Sheila Jackson Lee uses obscure language to characterize clean resolution
Paul Joseph Watson
October 9, 2013
Democratic Congresswoman Sheila Jackson Lee used obscure language to characterize the push for a clean resolution which would end the government shutdown, labeling it a form of “martial law.”
Advocating for the passage of a clean continuing resolution that would, at least temporarily, end the current standoff in Washington and reopen the government, Lee said there were enough members of Congress who would vote for the resolution.
“It’s something called a continuing resolution, but it’s a bill that you put on the floor that has been passed already by Republicans and Democrats in the United States Senate….that we could vote on today,” said Lee, adding, “We have martial law – what that means – and my colleagues know what it means – is that you can put a bill on in just minutes.”
The term “martial law” in a legislative context is somewhat obscure but it has been used before to define lawmakers’ ability to “fast track” bills without going through the usual congressional process.
However, Lee’s insistence that a Senate-approved resolution to fund the federal government be fast-tracked via “martial law” appears to conflict with Article I, Section 7, Clause I of the Constitution, which states, “All Bills for raising Revenue shall originate in the House of Representatives.”
This clause was included by the founders to ensure that decisions related to the power of the purse reside with the legislative body which is closest to the American people.

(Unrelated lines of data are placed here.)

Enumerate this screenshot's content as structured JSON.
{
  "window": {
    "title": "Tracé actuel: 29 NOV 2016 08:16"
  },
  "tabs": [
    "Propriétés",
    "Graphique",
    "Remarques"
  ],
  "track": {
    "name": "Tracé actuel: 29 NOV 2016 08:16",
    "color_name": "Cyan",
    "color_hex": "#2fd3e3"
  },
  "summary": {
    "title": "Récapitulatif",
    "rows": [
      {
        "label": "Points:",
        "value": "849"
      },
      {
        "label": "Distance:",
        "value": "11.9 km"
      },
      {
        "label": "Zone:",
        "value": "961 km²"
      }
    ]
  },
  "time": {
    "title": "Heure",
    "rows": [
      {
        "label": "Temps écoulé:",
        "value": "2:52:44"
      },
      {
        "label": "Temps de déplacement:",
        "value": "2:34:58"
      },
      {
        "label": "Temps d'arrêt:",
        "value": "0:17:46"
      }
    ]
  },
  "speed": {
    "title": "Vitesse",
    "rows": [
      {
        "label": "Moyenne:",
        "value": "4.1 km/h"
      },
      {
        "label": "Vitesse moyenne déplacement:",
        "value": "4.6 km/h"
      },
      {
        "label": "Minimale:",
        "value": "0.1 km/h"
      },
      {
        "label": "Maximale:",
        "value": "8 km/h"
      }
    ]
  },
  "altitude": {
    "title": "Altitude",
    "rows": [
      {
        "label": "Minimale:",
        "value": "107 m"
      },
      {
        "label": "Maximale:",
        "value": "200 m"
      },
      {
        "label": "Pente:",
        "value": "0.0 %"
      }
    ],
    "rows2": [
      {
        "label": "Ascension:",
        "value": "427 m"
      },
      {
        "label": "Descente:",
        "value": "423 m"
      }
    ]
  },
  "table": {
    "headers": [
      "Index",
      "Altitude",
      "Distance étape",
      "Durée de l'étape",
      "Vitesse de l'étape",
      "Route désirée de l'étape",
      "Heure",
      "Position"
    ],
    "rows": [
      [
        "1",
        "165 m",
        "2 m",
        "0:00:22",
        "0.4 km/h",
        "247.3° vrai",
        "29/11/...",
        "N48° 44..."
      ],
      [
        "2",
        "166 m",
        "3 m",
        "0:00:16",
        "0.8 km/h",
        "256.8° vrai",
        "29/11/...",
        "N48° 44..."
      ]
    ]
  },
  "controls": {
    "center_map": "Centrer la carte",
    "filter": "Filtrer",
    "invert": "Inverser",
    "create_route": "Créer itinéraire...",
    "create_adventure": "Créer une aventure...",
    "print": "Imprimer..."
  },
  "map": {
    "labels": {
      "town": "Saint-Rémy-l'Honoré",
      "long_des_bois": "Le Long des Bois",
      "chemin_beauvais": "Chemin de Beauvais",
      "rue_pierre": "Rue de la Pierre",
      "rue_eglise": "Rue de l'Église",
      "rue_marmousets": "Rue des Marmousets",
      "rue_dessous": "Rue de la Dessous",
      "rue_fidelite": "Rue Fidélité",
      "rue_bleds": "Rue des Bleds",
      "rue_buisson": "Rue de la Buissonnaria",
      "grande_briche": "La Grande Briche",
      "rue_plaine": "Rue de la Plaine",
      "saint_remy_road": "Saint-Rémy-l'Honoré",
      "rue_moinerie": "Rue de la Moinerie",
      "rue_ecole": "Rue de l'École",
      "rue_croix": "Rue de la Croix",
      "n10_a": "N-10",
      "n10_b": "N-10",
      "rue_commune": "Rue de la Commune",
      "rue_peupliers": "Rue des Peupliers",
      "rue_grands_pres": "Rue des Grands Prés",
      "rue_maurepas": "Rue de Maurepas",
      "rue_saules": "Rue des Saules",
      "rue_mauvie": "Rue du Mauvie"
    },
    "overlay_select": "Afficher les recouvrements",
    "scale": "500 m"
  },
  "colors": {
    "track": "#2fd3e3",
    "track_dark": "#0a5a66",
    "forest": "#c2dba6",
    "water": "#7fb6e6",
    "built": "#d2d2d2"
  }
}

The last time martial law was mentioned by a member of Congress was back in 2008 when Rep. Brad Sherman revealed how lawmakers were threatened with “martial law in America” by then Treasury Secretary Henry Paulson if they rejected the TARP bailout package.